Helping: Salvatore A. Giunta
Staff Sgt. Salvatore A. Giunta is an exemplary model of helping. He is the first living soldier since the Vietnam War to receive the Congressional Medal of Honor. He was awarded the medal for his extraordinary acts of heroism on the warfront.
In October of 2007, while walking along a mountain range in Afghanistan with fellow soldiers, Staff Sgt. Salvatore A. Giunta and his unit came under fire by Taliban forces.
Giunta dodged rocket-propelled grenades and bullets from AK-47s while running back to help a fallen soldier who was still fighting. He then noticed another wounded soldier was missing, so he ran over a hill where, only minutes earlier, enemy fire had been coming from. He found Sgt. Josh Brennan being dragged away by two insurgents, ran after them, killed one the insurgents, and wounded the other, who then ran away.
Brennan had been shot six times and eventually died from the injuries, but Giunta’s actions ensured Brennan was not subjected to further harm by the Taliban and his family was able to give him a proper burial. Giunta’s quick response also drove the insurgents back, preventing more casualties.
When he was given the award, Giunta said he was grateful to be honored, but called the moment “bittersweet.” He said he would trade the honor in a second if it meant his friends, Brennan and Spc. Hugo Mendoza, who both died that day, could be alive today.
The Los Angeles County Board of Supervisors has passed a ban on plastic bags in the unincorporated areas of the county. The L.A. Times called it “one of the nation’s most aggressive environmental measures,” and while it may be aggressive, it is not helping the environment.
Not helping: L.A. supervisors
Banning plastic bags only means people will use paper bags instead. The absence of plastic bags at the register doesn’t mean people will all of a sudden start remembering to bring their reusable bags. If they didn’t remember before the plastic bag ban, why would they remember after?
Customers will just use paper bags instead (a 10-cent surcharge notwithstanding) and they are as damaging to the environment as plastic bags. Paper bags create more greenhouse gas emissions because they are heavier than plastic. The Environmental Literacy Council reports it takes about seven trucks to carry the same number of paper bags as one truck can carry of plastic bags. So you can thank the Board of Supervisors for adding to the traffic and the smog.
Since paper takes up more space than plastic, it is also taking up more space in the landfills. In a 2004 report published by CalRecycle, the state’s recycling and waste reduction effort, researchers found that paper bags are taking up one percent of our landfill space whereas plastic is taking up 0.4 percent.

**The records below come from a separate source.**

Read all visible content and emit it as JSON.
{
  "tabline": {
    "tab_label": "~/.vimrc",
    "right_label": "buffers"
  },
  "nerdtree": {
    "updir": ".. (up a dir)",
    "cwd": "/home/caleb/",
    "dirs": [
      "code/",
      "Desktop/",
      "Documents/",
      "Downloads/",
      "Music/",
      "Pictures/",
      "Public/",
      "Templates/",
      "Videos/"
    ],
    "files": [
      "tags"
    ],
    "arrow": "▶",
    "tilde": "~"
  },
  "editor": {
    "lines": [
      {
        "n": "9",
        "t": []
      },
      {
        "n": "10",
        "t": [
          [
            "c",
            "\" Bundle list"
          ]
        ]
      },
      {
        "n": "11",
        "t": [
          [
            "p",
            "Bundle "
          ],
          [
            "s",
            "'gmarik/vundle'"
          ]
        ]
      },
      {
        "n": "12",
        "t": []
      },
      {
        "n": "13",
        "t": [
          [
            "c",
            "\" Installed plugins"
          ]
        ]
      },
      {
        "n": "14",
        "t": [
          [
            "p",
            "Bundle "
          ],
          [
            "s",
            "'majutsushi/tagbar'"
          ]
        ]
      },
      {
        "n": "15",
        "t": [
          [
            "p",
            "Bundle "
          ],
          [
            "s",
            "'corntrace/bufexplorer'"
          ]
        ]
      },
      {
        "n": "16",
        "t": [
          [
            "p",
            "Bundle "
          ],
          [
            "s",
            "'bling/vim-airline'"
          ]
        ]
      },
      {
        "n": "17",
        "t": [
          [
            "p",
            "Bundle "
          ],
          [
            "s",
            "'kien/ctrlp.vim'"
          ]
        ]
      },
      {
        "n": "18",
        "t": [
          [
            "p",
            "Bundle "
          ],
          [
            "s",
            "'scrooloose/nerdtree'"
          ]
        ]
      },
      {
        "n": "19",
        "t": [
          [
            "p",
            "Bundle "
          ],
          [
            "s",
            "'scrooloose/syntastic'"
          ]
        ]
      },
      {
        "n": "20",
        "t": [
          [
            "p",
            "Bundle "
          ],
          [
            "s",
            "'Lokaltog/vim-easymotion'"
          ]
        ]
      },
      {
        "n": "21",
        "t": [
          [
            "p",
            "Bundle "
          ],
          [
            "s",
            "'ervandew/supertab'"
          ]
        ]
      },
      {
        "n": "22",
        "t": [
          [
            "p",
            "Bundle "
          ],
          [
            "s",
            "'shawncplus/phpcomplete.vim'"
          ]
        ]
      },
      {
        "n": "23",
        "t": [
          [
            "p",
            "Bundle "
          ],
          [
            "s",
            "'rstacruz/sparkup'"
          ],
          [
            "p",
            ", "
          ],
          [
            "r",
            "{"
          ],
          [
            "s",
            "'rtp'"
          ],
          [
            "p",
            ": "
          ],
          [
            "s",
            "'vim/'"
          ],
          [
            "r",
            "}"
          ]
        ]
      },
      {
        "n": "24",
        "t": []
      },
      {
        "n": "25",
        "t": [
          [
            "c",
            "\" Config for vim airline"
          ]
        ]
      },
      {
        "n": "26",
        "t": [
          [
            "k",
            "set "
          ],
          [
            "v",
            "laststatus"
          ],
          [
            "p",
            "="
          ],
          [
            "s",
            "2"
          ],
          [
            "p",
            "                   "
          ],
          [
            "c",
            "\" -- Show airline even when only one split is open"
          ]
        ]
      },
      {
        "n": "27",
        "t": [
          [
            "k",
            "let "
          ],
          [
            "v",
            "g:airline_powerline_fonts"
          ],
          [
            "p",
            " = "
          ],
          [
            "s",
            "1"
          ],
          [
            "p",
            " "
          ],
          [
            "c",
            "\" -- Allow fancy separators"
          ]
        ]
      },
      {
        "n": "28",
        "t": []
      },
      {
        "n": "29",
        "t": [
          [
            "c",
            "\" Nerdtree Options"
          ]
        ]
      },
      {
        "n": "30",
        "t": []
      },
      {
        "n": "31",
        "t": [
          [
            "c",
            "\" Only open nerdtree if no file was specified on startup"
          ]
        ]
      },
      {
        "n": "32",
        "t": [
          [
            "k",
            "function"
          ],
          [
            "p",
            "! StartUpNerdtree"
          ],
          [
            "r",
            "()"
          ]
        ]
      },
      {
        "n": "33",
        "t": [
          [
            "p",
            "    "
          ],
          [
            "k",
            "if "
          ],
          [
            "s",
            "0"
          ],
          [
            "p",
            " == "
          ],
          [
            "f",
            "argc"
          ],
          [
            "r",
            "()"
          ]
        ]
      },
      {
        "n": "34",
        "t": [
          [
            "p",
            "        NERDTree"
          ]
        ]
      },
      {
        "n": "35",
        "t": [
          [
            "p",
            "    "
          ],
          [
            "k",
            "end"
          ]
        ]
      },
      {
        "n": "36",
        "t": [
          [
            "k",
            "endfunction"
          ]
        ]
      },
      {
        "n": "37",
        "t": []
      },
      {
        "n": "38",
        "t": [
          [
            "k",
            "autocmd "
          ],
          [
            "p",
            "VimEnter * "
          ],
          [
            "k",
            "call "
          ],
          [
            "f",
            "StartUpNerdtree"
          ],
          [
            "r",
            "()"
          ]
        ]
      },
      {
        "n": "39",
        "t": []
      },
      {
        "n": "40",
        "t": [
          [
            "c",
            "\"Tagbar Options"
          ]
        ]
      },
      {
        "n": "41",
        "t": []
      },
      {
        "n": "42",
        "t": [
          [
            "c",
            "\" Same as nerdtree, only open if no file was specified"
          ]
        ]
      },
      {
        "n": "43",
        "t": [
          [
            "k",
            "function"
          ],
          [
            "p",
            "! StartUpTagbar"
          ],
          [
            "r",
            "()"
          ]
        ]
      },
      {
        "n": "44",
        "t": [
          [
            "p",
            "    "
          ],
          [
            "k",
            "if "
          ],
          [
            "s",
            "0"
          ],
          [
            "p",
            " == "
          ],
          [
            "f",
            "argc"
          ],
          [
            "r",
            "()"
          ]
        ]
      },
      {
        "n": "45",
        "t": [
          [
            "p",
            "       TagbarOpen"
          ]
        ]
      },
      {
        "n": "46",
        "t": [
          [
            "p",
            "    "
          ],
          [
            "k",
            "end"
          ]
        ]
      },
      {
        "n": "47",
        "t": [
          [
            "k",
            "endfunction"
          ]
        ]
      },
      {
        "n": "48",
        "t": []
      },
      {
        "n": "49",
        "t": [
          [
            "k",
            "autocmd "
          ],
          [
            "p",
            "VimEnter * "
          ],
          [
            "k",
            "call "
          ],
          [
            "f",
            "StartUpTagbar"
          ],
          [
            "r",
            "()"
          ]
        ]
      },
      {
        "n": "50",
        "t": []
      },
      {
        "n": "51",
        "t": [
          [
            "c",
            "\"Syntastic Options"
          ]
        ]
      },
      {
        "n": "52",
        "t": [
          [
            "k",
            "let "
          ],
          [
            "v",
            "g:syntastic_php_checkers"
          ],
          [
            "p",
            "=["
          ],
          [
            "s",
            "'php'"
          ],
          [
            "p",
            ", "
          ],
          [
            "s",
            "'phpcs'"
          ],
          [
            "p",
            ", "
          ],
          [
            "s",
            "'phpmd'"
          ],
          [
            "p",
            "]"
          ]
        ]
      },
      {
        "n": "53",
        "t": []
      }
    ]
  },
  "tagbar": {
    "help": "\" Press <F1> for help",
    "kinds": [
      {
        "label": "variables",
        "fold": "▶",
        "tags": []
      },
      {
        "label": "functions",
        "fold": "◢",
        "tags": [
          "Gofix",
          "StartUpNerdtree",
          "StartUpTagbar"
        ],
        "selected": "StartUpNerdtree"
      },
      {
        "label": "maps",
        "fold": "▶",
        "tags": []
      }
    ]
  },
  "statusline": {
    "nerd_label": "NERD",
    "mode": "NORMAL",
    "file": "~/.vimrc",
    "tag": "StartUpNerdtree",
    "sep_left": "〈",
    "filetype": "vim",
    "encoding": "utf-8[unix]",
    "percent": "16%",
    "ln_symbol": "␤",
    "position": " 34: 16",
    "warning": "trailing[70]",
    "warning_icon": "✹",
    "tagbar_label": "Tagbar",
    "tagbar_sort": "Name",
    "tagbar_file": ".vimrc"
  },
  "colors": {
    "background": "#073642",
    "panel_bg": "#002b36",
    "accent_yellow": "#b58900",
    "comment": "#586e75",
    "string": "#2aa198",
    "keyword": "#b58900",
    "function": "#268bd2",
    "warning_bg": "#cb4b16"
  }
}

Plastic bags at least serve a multitude of purposes after they’ve carried your groceries, whereas paper bags do not. We use plastic bags to pick up after our dogs, line our trashcans, carry our lunches, or any other number of everyday uses. Paper bags do not have the same kind of reusability.